The CA Right to Know camp has responded to the costly litigation claims, in general, by saying, “There is no reason to believe companies will violate the law as most companies honestly label their food for calories, fat content, allergy risks and other information consumers want to know, whether or not that information is favorable to product sales. One can expect that companies will comply with the law and there will be little if any need for lawsuits.”
Regardless of their few reservations, I am quite frankly relieved that Whole Foods has supported Prop 37. This is an issue close to my heart and one that I expect certain companies to embrace.
Be Food Smart is a proud supporter and partner of California Right to Know and Yes on Prop 37. To learn more about Prop 37, visit: CA Right to Know.
Image Source: Whole Foods Market
It should be a rule never to have a Spring-forward, daylight savings time change in the middle of a two-day conference. I was exhausted from both the information packed day on Saturday and the evening gala, and didn’t expect 9:45am to feel so early. I was determined to ignore the tiredness and focus as it was day two of the Edible Institute (“EI” – click here to read Part 1 and Part 2 of this three-part series).
Note: The second day of EI, included several video and film viewings. Rather than include them all in this already too long blog post, we’ll be devoting next week to videos. Visit each day to watch these fabulous food-related video clips.
Telling Sustainable Meat Stories
I have to admit that the title of the first panel, wasn’t rocking my world. I was, however, impressed that the EI staff had managed to secure Chris Arnold, the Director of Communications for Chipotle. Also gracing the panel was Jeff Tripican, CMO & EVP of Sales for Niman Ranch, Will Harris who is president of White Oak Pastures and finally, Whole Foods Markets’ Meat Coordinator, Dave Ruedlinger. Boy was I in for a meaty treat.
The Chipotle story is truly fascinating. Founder Steve Ells essentially threw out the fast food restaurant model and started from scratch when he opened the first Chipotle restaurant in 1993. Over the years, the chain has grown and evolved to include: organic black beans, no dairy (sour cream and cheese) from cows treated with rBGH growth hormones, only antibiotic-free chicken, and are working towards a higher percentage of naturally raised beef and local suppliers. Arnold notes that, “We have the highest food cost of any restaurant [chain] in the industry and the highest profits…while we’re far from perfect, it’s surprising that more restaurant companies haven’t followed our model.” In 2000, Chipotle decided to move to all sustainably-raised pork and this meant a $1 increase to the carnitas for the customers. Arnold explains that many of their customers eat at Chipotle because they like the food, not because of any social message.

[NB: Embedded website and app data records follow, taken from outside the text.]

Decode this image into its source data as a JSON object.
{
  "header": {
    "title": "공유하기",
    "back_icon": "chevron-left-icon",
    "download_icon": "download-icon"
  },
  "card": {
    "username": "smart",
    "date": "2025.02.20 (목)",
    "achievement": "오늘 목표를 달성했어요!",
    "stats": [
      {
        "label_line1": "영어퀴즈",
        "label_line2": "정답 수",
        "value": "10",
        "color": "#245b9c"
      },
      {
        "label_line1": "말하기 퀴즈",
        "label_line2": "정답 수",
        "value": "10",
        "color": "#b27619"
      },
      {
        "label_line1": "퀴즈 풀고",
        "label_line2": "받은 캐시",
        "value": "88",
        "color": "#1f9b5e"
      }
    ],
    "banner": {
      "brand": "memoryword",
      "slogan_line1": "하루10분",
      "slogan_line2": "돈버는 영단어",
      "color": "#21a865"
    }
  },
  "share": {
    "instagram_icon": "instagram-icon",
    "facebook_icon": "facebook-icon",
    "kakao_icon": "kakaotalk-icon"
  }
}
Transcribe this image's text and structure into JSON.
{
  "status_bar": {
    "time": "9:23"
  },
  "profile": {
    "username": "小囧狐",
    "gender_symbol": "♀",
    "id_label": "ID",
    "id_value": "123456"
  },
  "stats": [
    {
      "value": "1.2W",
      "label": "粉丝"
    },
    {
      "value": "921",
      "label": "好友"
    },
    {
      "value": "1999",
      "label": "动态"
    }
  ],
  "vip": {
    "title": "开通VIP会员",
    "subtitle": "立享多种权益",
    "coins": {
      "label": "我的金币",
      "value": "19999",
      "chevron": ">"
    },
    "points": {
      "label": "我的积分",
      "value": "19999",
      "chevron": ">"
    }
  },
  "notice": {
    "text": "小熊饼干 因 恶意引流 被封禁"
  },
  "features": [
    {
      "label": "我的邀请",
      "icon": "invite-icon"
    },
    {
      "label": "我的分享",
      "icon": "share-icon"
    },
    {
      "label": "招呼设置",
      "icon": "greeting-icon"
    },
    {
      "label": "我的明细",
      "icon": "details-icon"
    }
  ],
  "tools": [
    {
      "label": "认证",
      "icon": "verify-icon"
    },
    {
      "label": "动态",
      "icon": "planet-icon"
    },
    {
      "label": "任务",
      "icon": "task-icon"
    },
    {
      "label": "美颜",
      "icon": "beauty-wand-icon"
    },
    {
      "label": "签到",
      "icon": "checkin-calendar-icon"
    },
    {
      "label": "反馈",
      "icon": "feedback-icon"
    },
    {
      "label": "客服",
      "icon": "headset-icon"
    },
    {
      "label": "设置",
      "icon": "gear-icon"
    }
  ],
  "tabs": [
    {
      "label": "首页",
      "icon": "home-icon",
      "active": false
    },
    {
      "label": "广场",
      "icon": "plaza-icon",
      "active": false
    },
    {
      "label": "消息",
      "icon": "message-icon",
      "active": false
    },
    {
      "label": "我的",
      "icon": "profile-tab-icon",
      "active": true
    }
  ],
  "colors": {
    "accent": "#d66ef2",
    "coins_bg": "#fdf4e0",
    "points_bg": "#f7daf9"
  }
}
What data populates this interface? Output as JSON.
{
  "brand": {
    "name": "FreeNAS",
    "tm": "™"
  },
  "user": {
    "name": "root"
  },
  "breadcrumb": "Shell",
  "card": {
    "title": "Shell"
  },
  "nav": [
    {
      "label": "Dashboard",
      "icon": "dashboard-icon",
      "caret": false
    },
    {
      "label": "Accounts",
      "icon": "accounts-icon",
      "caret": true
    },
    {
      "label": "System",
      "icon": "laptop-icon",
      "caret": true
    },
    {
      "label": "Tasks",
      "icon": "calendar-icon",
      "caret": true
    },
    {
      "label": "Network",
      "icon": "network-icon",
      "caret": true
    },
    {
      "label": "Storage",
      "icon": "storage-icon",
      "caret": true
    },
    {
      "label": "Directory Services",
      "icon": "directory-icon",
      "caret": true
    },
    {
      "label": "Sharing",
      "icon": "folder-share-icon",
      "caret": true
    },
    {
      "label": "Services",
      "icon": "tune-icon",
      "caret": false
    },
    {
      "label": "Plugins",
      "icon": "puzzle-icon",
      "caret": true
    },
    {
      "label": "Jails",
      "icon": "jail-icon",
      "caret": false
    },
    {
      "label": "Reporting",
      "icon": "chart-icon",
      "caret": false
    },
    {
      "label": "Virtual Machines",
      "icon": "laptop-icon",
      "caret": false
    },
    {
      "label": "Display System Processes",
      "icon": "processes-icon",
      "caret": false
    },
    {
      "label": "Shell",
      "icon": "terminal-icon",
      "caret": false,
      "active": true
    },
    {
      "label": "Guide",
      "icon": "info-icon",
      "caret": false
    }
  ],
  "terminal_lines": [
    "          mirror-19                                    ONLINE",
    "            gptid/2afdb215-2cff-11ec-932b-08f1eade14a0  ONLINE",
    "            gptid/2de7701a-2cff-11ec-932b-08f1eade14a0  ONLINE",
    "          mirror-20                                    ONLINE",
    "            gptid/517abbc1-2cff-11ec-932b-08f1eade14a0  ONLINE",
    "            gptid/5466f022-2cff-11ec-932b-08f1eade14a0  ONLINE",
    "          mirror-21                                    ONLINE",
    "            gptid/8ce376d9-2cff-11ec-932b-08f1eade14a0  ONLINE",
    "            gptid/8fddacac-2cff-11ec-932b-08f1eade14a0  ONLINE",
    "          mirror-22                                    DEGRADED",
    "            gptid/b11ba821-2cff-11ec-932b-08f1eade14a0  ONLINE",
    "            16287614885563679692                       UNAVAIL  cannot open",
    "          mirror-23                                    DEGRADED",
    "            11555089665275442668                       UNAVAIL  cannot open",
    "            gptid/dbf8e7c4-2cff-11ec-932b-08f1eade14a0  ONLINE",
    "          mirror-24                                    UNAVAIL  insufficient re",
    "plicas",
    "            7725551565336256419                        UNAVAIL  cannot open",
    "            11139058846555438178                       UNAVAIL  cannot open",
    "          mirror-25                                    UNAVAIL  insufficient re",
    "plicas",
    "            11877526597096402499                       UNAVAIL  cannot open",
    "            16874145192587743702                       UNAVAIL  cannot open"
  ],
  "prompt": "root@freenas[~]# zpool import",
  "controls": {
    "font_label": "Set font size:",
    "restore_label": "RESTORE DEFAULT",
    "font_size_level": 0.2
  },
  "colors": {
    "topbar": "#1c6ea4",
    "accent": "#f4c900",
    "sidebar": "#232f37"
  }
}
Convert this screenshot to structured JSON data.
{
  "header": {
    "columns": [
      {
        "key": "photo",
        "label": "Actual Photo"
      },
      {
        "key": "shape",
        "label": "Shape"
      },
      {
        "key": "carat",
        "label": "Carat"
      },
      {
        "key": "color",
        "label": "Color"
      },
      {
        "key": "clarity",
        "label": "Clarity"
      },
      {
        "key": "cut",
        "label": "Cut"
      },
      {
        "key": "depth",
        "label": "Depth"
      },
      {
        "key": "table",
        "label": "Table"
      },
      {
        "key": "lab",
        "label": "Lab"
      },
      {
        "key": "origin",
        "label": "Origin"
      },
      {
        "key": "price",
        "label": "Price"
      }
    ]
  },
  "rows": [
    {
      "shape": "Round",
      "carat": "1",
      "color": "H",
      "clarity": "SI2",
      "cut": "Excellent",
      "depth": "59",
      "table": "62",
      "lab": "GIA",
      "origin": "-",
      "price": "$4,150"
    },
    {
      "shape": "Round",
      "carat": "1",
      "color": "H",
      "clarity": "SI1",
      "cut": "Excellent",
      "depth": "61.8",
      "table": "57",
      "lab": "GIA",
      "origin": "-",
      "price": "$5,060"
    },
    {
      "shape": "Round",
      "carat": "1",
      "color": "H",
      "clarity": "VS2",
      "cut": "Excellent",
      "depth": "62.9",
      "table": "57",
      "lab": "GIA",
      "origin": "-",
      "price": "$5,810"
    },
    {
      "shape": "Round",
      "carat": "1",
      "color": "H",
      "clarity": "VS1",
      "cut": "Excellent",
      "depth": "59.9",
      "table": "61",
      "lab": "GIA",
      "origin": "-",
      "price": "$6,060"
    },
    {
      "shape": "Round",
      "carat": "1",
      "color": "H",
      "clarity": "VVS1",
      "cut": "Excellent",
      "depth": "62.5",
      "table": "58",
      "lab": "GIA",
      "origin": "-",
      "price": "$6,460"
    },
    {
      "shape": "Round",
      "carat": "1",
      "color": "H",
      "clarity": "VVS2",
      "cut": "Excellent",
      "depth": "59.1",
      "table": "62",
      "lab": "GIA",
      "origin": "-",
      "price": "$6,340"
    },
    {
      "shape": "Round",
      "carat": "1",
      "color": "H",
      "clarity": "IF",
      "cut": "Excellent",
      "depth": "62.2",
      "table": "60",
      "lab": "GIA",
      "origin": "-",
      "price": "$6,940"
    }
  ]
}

pounds of antibiotic-free chicken
There is a big announcement from the windy city this week and this time it relates to school lunches. Chicago Public Schools (CPS) announced that on November 1st, they would begin serving antibiotic-free (ABF) chicken too all 300,000+ students i their 473 schools. The deal with main food service provider, Chartwells-Thompson Hospitality, will bring 1.2 million pounds of locally grown ABF chicken to Chicago schools.
On October 1st, we participated in the second annual SOL Food Festival in Santa Barbara, California. This festival is more than just a celebration of Sustainable, Organic and Local food. The goal is to delight and educate. It was in this spirit that we were challenged by the event organizers to come up with a fun activity where people might actually learn something. The outcome?
SOL Food Jeopardy
For 8 hours we hosted virtually non-stop jeopardy games. Dina’s voice was the only thing slowing us down!